Barye’s Lion Crushing a Serpent helped establish his reputation when he presented the work as a plaster model at Salon in 1833 along with nine other works. This exhibition was particularly interesting in the sheer range of work he presented, from the pure Animalier representation in Lion au Serpent to an Equestrian statue of Charles VI, a stag being hunted by hounds, a fifteenth century figure of a knight and a bust of the Duc d’Orléans. It marked the beginning of his influence on his contemporaries and the patronage of the Duke was an important turning point for his career.  The final work of Lion was cast lost-wax in bronze by Honoré Gonon and was purchased by the French government in 1835.  It was originally placed in the Tuileries Gardens (hence, Lion des Tuileries) and the group is now on display in the Salle de Barye at the Louvre.  It was one of Barye’s most famous subjects and many reductions of the work were cast, the present example post-humously cast by the foundry of Ferdinand Barbedienne using the original molds purchased by Barbedienne from Barye’s estate after his death in 1875.  There are several variations of this sculpture, notably in the slight differences in placement of the Lion and the formation of the base; this work has the exact base configurations of the 1833 exhibition model with the rounded naturalistic base.

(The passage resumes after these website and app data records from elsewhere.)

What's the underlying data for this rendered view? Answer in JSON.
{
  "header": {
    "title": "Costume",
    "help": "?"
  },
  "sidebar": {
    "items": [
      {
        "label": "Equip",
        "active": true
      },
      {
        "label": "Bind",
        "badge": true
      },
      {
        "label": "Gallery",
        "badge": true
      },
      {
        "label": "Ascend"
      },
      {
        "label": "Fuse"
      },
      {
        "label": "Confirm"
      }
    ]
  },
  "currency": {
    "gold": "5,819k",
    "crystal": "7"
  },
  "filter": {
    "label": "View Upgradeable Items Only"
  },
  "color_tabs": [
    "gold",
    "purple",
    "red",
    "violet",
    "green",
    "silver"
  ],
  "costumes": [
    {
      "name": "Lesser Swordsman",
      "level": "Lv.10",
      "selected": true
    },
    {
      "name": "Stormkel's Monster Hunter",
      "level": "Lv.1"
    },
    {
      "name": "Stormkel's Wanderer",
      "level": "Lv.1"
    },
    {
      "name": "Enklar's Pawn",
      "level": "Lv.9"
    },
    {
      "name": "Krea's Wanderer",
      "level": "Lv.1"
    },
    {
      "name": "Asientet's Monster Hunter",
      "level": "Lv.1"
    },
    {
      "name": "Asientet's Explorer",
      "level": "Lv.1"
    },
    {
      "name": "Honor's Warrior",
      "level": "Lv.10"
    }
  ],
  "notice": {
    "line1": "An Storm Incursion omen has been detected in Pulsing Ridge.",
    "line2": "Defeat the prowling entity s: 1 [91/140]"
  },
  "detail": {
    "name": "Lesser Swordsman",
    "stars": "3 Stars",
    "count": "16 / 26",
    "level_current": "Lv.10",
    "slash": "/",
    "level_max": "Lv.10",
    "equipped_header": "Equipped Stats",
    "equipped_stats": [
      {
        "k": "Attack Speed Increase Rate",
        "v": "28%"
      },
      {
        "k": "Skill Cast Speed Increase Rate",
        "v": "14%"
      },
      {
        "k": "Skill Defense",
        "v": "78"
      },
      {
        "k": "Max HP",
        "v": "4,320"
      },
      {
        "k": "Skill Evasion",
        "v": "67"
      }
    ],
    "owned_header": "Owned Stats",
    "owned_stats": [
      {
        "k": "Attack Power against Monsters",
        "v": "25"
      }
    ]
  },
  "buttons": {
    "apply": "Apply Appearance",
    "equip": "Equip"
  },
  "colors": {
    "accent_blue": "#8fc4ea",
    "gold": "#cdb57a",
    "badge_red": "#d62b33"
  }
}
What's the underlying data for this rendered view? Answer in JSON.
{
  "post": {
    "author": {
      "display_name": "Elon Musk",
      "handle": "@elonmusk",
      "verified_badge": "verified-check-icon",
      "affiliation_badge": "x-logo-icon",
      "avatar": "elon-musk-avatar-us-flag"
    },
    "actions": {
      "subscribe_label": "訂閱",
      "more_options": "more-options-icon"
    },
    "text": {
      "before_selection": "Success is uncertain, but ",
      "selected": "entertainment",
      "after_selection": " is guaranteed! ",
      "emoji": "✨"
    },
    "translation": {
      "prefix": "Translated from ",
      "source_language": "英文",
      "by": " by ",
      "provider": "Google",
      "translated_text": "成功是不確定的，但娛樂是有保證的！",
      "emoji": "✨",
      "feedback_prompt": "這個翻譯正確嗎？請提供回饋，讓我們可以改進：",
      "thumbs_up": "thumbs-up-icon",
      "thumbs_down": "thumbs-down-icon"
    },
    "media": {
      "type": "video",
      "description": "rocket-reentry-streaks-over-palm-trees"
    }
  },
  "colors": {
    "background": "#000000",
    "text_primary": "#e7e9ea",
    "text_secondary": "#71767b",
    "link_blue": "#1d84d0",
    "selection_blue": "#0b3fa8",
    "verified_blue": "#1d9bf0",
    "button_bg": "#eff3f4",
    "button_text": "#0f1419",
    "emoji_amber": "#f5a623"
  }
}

This particular example is exquisitely chiseled - note the attention shown to the sharp claws protruding from his paws, the fine chiseling of the hair throughout his mane and the gentle texturing of his fur.

Literature & Further Reading:

  • Bronzes by Antoine-Louis Barye, Parke-Bernet Galleries, The Bernard Black-Hugues Nadeau Collection, p. 10
  • Antoine-Louis Barye, Sculptor of Romantic Realism, Glenn F. Benge, no. 134, f. 105
  • Barye: Catalogue Raisonné des Sculptures, Poletti & Richarme, p. 174, f. A51
  • The Animaliers, James Mackay, p. 20-38
  • The Barye Bronzes: A Catalogue Raisonne, Stuart Pivar, f. A37, A. 38, A. 39 (also on the cover)
  • Bronze Sculpture of “Les Animaliers”, Jane Horswell, p. 5-80, present example p. 58
  • The Founders and Editors of the Barye Bronzes, J. G. Reinis, p. 43-47
  • Animals in Bronze, Christopher Payne, f. C75

Measurements:  5 1/2 H x 7 W x 3 7/8 D

Condition Report:
Fine original patina. Spot of wear to rear leg, very minor handling wear to raised relief (edges of ears, tips of paws). Overall remaining in exquisite condition throughout.